_Records shown:_
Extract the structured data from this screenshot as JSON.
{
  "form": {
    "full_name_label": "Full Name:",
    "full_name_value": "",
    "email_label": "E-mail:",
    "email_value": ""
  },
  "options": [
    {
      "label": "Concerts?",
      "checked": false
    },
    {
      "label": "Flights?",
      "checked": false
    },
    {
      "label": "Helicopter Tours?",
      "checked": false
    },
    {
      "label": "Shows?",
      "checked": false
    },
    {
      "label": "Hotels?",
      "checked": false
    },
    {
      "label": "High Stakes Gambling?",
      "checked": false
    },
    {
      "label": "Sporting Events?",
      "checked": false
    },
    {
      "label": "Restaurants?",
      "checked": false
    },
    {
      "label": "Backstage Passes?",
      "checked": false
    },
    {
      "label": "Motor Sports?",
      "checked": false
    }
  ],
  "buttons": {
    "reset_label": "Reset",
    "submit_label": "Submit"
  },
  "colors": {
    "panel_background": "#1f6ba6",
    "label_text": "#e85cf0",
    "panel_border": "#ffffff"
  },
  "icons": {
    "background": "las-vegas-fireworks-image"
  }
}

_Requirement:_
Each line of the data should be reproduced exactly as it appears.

_Exercise solution:_
Extract the structured data from this screenshot as JSON.
{
  "form": {
    "full_name_label": "Full Name:",
    "full_name_value": "",
    "email_label": "E-mail:",
    "email_value": ""
  },
  "options": [
    {
      "label": "Concerts?",
      "checked": false
    },
    {
      "label": "Flights?",
      "checked": false
    },
    {
      "label": "Helicopter Tours?",
      "checked": false
    },
    {
      "label": "Shows?",
      "checked": false
    },
    {
      "label": "Hotels?",
      "checked": false
    },
    {
      "label": "High Stakes Gambling?",
      "checked": false
    },
    {
      "label": "Sporting Events?",
      "checked": false
    },
    {
      "label": "Restaurants?",
      "checked": false
    },
    {
      "label": "Backstage Passes?",
      "checked": false
    },
    {
      "label": "Motor Sports?",
      "checked": false
    }
  ],
  "buttons": {
    "reset_label": "Reset",
    "submit_label": "Submit"
  },
  "colors": {
    "panel_background": "#1f6ba6",
    "label_text": "#e85cf0",
    "panel_border": "#ffffff"
  },
  "icons": {
    "background": "las-vegas-fireworks-image"
  }
}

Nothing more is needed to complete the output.